Language: English after the French (Français)

A hundred yards from the trenches,
Close to the battle-front,
There stands a little house,
Lonely and desolate.

Not a man, not a bird, not a dog, not a cat,
Only a flight of crows along the railway line,
The sound of our boots on the muddy road
And, along the Yser, the twinkling fires.

A low thatched cottage
    With doors and shutters closed,
    The roof torn by a shell,
    Standing out of the floods alone ...

Not a cry, not a sound, not a life, not a mouse,
Only the stillness of the great graveyards,
Only the crosses - the crooked wooden crosses -
On the wide lonely plain.

A cottage showing grey
    Against a cold black sky,
Blind and deaf in the breeze
    Of the dying day,

And the sound of our footsteps slipping
On the stones as we go by ...

Suddenly, on the silent air,
Warm and clear, pure and sweet,
As sunshine on the golden moss,
Strong and tender, loud and clear,
    As a prayer,

Through the roof a girl's voice rang,
And the cottage sang!

Soprano solo
  When the spring comes round again,
  Willows red and tassels grey
  When the spring comes round again,
  Our cows will greet the day,
  They'll sound their horn triumphant,
  White sap and greening spear
  Sound it so loud and long,
  Until the dead once more shall hear.

  We shall hear our anvils,
  Strong arm and naked breast
  And in our peaceful meadows,
  The scythe will never rest.
  Ev'ry church will ope its door,
  Antwerp, Ypres and Nieuport,
  The bells will then be ringing,
  The foe's death knell be ringing.
  The shall sound spade and shovel,
  Dixmude and Ramscapelle
  And gaily gleam the trowel,
  While through the air the pick is swinging.

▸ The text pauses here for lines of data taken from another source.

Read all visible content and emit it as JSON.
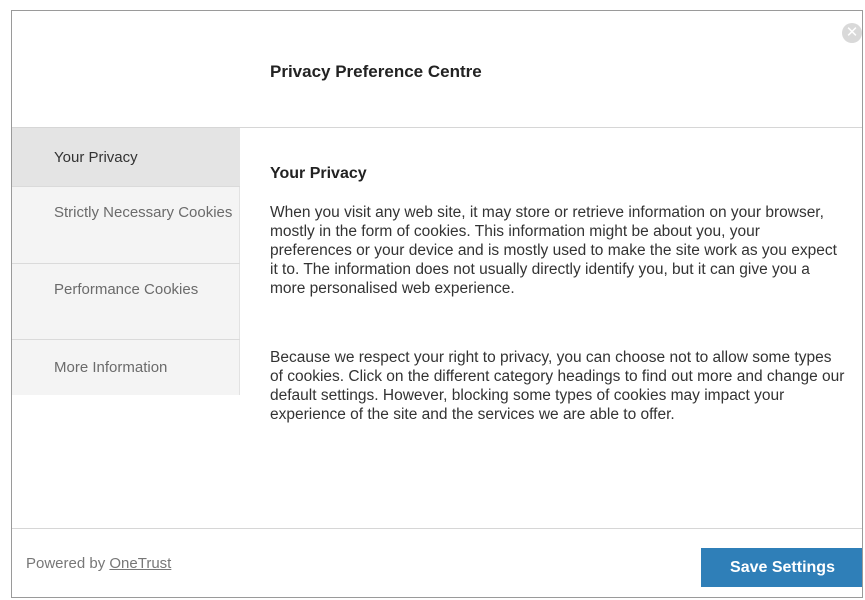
{
  "dialog": {
    "title": "Privacy Preference Centre",
    "close_icon": "close-icon"
  },
  "sidebar": {
    "items": [
      {
        "label": "Your Privacy",
        "active": true
      },
      {
        "label": "Strictly Necessary Cookies",
        "active": false
      },
      {
        "label": "Performance Cookies",
        "active": false
      },
      {
        "label": "More Information",
        "active": false
      }
    ]
  },
  "content": {
    "title": "Your Privacy",
    "paragraphs": [
      "When you visit any web site, it may store or retrieve information on your browser, mostly in the form of cookies. This information might be about you, your preferences or your device and is mostly used to make the site work as you expect it to. The information does not usually directly identify you, but it can give you a more personalised web experience.",
      "Because we respect your right to privacy, you can choose not to allow some types of cookies. Click on the different category headings to find out more and change our default settings. However, blocking some types of cookies may impact your experience of the site and the services we are able to offer."
    ]
  },
  "footer": {
    "powered_prefix": "Powered by ",
    "powered_link": "OneTrust",
    "save_label": "Save Settings"
  },
  "colors": {
    "accent": "#2f7fb8",
    "sidebar_bg": "#f4f4f4",
    "active_item_bg": "#e4e4e4"
  }
}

  From the ports our boats will glide.
  Anchor up and mooring slipt
  The lark on high will be soaring
  Above our rivers wide.
  And then our graves will flower,
  Heart'sease and golden rod
  And then our graves will flower
  Beneath the peace of God.

  Not a breath, not a sound, not a soul,
  Only the crosses, the crooked wooden crosses ...

  "Come, it is getting late
  'Tis but a peasant girl
  With her father living there . . . .

  They will not go away, nothing will make them yield,
  They will die, they say,
  Sooner than leave their field."

  Not a breath, not a life, not a soul,
  Only a flight of crows along the railway line,
  The sound of our boots on the muddy road ...
  And along the Yser the twinkling of the fires.


Included in the Elgar score.

Submitted by Emily Ezust [Administrator]

Authorship


Based on
  • a text in French (Français) by Émile Cammaerts (1878 - 1953)
      • This text was set to music by the following composer(s): Edward Elgar, Sir. Go to the text.

Musical settings (art songs, Lieder, mélodies, (etc.), choral pieces, and other vocal works set to this text), listed by composer (not necessarily exhaustive)

    [ None yet in the database ]


Text added to the website: 2010-10-08T00:00:00.
Last modified: 2014-06-16T10:04:03
Line count: 70
Word count: 430